Brief:
Pull every line of the entries that has the word "title".

Records contained in a dataset:
------------------------------------------------

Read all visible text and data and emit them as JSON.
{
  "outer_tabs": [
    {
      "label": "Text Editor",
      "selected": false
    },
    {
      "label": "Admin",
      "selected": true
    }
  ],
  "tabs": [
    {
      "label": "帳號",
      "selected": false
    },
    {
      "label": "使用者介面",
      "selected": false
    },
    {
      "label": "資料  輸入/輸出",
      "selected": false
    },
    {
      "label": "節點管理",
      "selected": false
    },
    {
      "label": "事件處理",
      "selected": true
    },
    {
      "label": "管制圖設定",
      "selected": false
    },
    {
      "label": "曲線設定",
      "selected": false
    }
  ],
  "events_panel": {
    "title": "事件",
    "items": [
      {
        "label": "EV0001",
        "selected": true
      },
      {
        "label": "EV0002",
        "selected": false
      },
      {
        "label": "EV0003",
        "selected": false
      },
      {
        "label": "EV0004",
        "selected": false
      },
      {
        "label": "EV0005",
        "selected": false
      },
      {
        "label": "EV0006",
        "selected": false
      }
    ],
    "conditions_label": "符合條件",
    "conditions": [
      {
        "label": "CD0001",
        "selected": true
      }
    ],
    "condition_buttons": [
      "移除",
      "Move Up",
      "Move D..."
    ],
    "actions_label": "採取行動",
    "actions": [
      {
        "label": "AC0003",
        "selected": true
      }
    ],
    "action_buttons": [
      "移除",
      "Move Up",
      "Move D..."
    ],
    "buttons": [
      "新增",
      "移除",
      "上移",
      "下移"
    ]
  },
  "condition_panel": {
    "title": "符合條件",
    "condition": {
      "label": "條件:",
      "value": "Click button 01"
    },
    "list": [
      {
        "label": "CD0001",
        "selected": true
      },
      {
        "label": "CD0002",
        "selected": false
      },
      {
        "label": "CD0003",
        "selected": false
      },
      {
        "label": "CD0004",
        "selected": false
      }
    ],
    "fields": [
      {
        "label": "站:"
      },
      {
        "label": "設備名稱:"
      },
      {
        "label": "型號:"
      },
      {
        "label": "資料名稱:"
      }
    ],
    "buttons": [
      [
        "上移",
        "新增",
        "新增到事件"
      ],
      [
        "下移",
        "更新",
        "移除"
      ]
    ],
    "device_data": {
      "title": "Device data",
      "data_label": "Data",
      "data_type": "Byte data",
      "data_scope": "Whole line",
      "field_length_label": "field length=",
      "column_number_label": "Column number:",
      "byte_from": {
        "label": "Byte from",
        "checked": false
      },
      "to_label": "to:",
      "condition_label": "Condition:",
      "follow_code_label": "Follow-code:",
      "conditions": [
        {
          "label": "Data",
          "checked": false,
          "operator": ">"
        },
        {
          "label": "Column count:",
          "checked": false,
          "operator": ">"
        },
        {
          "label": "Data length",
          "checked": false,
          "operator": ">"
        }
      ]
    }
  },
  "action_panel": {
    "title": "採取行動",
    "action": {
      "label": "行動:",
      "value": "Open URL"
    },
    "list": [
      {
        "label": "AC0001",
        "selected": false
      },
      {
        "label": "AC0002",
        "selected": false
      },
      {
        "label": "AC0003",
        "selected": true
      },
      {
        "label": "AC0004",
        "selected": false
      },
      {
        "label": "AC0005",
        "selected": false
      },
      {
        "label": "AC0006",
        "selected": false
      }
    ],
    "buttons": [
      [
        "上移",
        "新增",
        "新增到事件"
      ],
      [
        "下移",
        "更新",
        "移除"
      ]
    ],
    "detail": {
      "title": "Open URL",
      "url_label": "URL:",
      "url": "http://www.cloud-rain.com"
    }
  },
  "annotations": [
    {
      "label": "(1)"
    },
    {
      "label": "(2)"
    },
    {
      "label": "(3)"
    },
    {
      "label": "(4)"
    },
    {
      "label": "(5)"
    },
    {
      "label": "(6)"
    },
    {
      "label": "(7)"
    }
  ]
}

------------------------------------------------

Exercise response:
    "title": "事件",
    "title": "符合條件",
      "title": "Device data",
    "title": "採取行動",
      "title": "Open URL",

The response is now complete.